Autism Center Answers Growing Need for Community Services

The center is marking a major expansion by holding a community forum at Storm Hall on Nov. 30.
By Jeff Ristine

“There’s an unmet need in the community for affordable and accessible clinical and diagnostic services.”

Aiming to become a centralized location for assessment, diagnosis and support for people with autism spectrum disorders in San Diego County, the San Diego State University Center for Autism and Developmental Disorders has opened an expanded space for clinical services and outreach.

“We want to be a focal point for researchers, students and trainees, faculty, families and community,” said psychologist Inna Fishman, founding director of the center. The additional space, she said, makes for a more comprehensive approach to training of future clinicians, scientists and therapists in autism and related disorders, and supports the growing move toward interdisciplinary research.

The center is hosting an inaugural event, “Building Bridges: Science & Community Forum,” from 5-8 p.m. Nov. 30 at Storm Hall West, Lecture Hall 12 and West Patio. The event is free and open to all and will include discussions on the center’s mission and information about research on autism at SDSU. (Registration information is here.)

The Center for Autism and Developmental Disorders is located in the Alvarado Research and Professional Center, close to the SDSU main campus and west of the San Diego Trolley’s Alvarado station. Its services for the San Diego community include diagnostic assessments and evaluations for people of all ages, toddlers through adults, with autism spectrum disorders (ASDs).

“We could be doing assessments and evaluations full-time, all day, every day,” Fishman said. “There’s an unmet need in the community for affordable and accessible clinical and diagnostic services.” 

A community presence
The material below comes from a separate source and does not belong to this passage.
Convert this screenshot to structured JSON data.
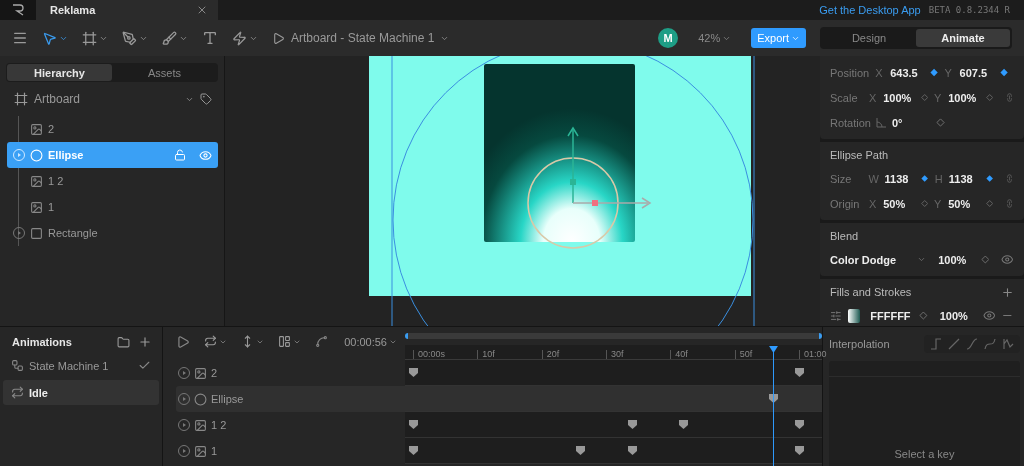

Vinton Omaleki, outreach coordinator, said the center wants to extend its presence in the community, which includes science-focused “brain workshops” for children at libraries. “We’ve been expanding those relationships with other organizations, across the county and even across the state,” Omaleki said.

SDSU’s work in ASDs and developmental disorders spans several colleges and departments, with grant funding sources that include the U.S. Department of Education, the National Institutes of Health and Autism Speaks.

In addition to research by Fishman, Ralph-Axel Müller and other faculty in the Department of Psychology who are studying the biology and neuroscience behind autism, the College of Education offers an M.A. degree in Special Education with an emphasis in autism. The Speech-Language Clinic operated by the School of Speech, Language and Hearing Sciences offers services to children with ASDs.

Fishman said having a comprehensive location devoted to autism will bring together researchers aiming to translate scientific discoveries into benefits for children and families affected by autism. It also allows families interested in taking part in research to learn of ongoing SDSU studies.

For researchers and community members alike, she said, the center can serve as a place “to get information on what’s known about autism and what are the most recent scientific advances changing the lives of people on the spectrum.”

The center staff is especially interested in serving adults with autism and developmental disorders, an underserved population that does not have the same access to services provided to school-age children through schools.

To reach the Center for Autism, call 619-594-3574.